# SOURCE INFORMATION:
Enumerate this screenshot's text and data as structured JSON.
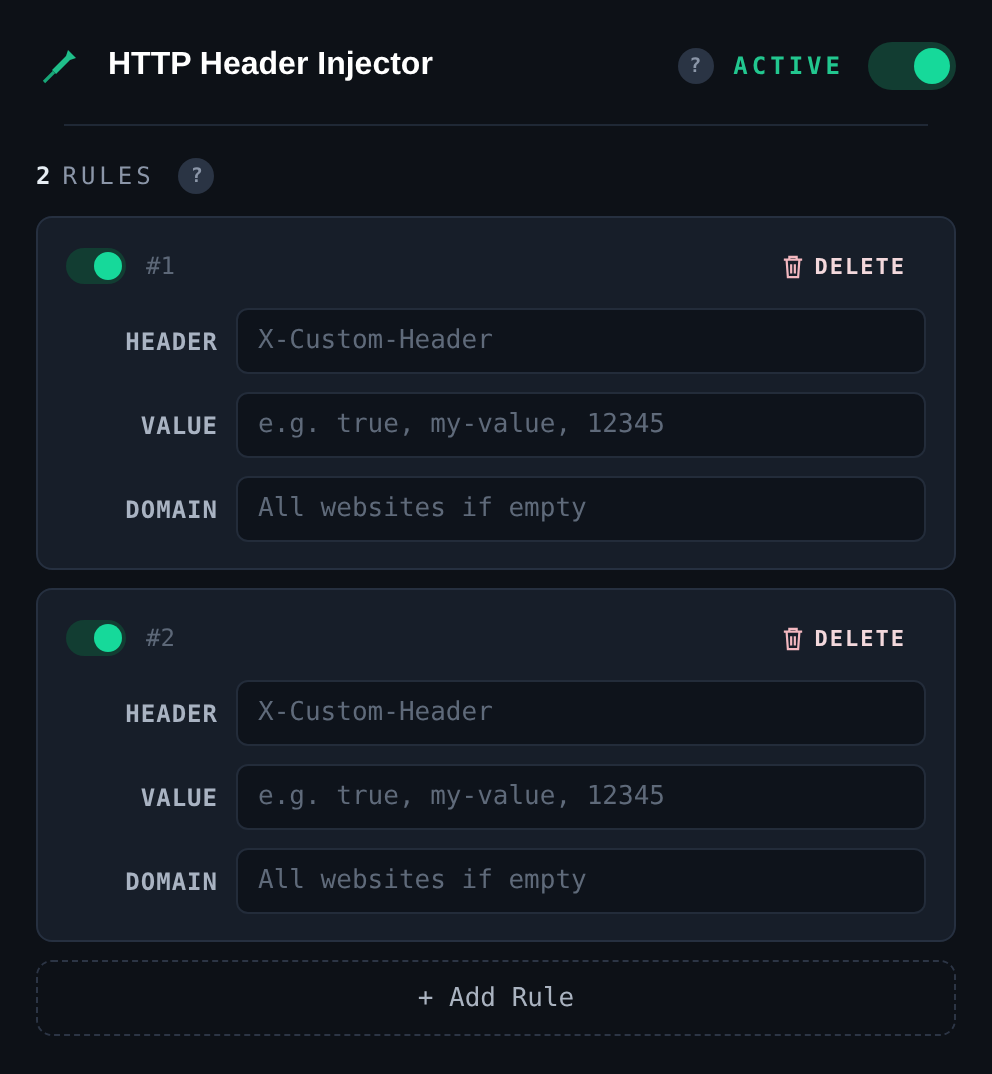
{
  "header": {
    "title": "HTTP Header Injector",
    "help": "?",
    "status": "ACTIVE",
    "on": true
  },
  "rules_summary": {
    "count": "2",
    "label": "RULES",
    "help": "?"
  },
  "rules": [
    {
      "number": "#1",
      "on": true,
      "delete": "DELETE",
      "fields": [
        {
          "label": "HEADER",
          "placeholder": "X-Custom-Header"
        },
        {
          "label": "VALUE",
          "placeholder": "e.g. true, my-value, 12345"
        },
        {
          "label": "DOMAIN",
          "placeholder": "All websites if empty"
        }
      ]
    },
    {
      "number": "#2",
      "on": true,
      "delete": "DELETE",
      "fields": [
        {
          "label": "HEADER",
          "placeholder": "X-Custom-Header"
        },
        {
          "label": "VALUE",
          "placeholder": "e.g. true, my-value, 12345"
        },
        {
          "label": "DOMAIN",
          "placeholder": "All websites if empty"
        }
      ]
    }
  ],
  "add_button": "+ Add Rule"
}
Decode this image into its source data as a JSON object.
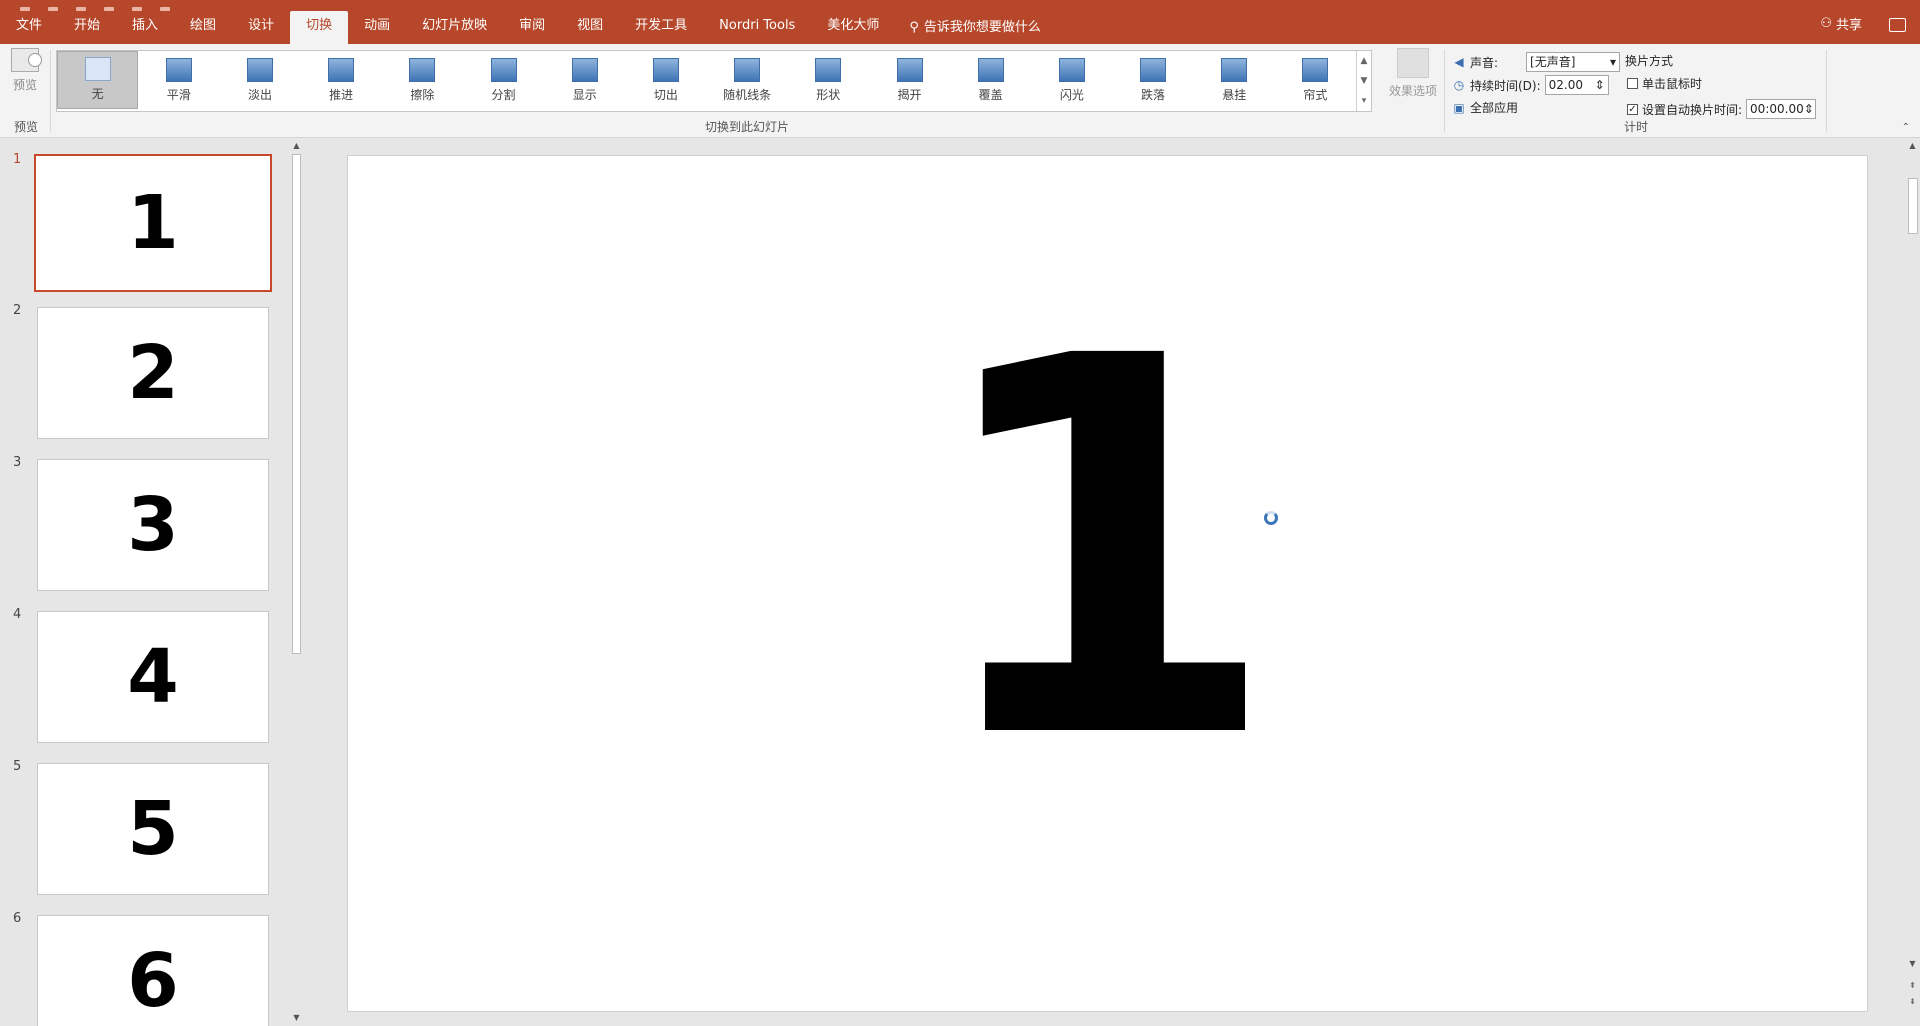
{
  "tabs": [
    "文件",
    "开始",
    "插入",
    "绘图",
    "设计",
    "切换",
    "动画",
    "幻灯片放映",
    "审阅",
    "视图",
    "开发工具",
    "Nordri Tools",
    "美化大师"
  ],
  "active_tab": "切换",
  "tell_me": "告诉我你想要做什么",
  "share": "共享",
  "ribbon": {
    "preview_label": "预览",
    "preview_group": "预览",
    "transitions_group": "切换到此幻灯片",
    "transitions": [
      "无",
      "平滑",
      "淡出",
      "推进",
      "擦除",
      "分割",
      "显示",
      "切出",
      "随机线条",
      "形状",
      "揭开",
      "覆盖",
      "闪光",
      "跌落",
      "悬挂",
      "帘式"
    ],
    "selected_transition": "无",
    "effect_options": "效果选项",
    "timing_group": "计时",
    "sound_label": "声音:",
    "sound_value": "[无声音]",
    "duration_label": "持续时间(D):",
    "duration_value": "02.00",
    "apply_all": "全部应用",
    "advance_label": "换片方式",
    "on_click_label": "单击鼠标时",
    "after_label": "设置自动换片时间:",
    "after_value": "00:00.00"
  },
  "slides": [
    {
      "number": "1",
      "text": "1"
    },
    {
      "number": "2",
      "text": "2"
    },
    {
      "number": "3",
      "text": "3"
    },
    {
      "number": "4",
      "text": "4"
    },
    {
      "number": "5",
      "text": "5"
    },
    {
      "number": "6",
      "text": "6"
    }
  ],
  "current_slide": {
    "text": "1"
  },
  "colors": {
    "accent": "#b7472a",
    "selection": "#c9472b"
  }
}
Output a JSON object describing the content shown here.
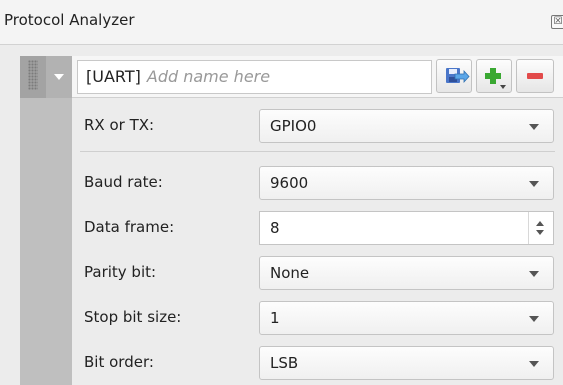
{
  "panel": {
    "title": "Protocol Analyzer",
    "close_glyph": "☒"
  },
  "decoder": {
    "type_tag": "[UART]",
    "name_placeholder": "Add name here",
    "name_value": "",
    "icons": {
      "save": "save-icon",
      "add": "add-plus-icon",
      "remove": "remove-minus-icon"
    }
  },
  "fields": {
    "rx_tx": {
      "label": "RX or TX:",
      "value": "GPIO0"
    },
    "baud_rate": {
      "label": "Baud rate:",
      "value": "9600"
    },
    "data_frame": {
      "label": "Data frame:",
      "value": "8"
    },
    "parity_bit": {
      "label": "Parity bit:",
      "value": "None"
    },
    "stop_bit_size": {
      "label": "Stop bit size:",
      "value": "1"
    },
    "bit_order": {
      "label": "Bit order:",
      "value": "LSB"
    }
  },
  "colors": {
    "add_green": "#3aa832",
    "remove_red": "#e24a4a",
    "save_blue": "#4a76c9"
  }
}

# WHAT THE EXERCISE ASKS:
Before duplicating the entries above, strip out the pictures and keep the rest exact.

# TASK RESULT:
Enumerate this screenshot's text and data as structured JSON.
{
  "header": {
    "title": "HTTP Header Injector",
    "help": "?",
    "status": "ACTIVE",
    "on": true
  },
  "rules_summary": {
    "count": "2",
    "label": "RULES",
    "help": "?"
  },
  "rules": [
    {
      "number": "#1",
      "on": true,
      "delete": "DELETE",
      "fields": [
        {
          "label": "HEADER",
          "placeholder": "X-Custom-Header"
        },
        {
          "label": "VALUE",
          "placeholder": "e.g. true, my-value, 12345"
        },
        {
          "label": "DOMAIN",
          "placeholder": "All websites if empty"
        }
      ]
    },
    {
      "number": "#2",
      "on": true,
      "delete": "DELETE",
      "fields": [
        {
          "label": "HEADER",
          "placeholder": "X-Custom-Header"
        },
        {
          "label": "VALUE",
          "placeholder": "e.g. true, my-value, 12345"
        },
        {
          "label": "DOMAIN",
          "placeholder": "All websites if empty"
        }
      ]
    }
  ],
  "add_button": "+ Add Rule"
}
Decode this image into its source data as a JSON object.
{
  "tabs": [
    "文件",
    "开始",
    "插入",
    "绘图",
    "设计",
    "切换",
    "动画",
    "幻灯片放映",
    "审阅",
    "视图",
    "开发工具",
    "Nordri Tools",
    "美化大师"
  ],
  "active_tab": "切换",
  "tell_me": "告诉我你想要做什么",
  "share": "共享",
  "ribbon": {
    "preview_label": "预览",
    "preview_group": "预览",
    "transitions_group": "切换到此幻灯片",
    "transitions": [
      "无",
      "平滑",
      "淡出",
      "推进",
      "擦除",
      "分割",
      "显示",
      "切出",
      "随机线条",
      "形状",
      "揭开",
      "覆盖",
      "闪光",
      "跌落",
      "悬挂",
      "帘式"
    ],
    "selected_transition": "无",
    "effect_options": "效果选项",
    "timing_group": "计时",
    "sound_label": "声音:",
    "sound_value": "[无声音]",
    "duration_label": "持续时间(D):",
    "duration_value": "02.00",
    "apply_all": "全部应用",
    "advance_label": "换片方式",
    "on_click_label": "单击鼠标时",
    "after_label": "设置自动换片时间:",
    "after_value": "00:00.00"
  },
  "slides": [
    {
      "number": "1",
      "text": "1"
    },
    {
      "number": "2",
      "text": "2"
    },
    {
      "number": "3",
      "text": "3"
    },
    {
      "number": "4",
      "text": "4"
    },
    {
      "number": "5",
      "text": "5"
    },
    {
      "number": "6",
      "text": "6"
    }
  ],
  "current_slide": {
    "text": "1"
  },
  "colors": {
    "accent": "#b7472a",
    "selection": "#c9472b"
  }
}
Output a JSON object describing the content shown here.
{
  "panel": {
    "title": "Protocol Analyzer",
    "close_glyph": "☒"
  },
  "decoder": {
    "type_tag": "[UART]",
    "name_placeholder": "Add name here",
    "name_value": "",
    "icons": {
      "save": "save-icon",
      "add": "add-plus-icon",
      "remove": "remove-minus-icon"
    }
  },
  "fields": {
    "rx_tx": {
      "label": "RX or TX:",
      "value": "GPIO0"
    },
    "baud_rate": {
      "label": "Baud rate:",
      "value": "9600"
    },
    "data_frame": {
      "label": "Data frame:",
      "value": "8"
    },
    "parity_bit": {
      "label": "Parity bit:",
      "value": "None"
    },
    "stop_bit_size": {
      "label": "Stop bit size:",
      "value": "1"
    },
    "bit_order": {
      "label": "Bit order:",
      "value": "LSB"
    }
  },
  "colors": {
    "add_green": "#3aa832",
    "remove_red": "#e24a4a",
    "save_blue": "#4a76c9"
  }
}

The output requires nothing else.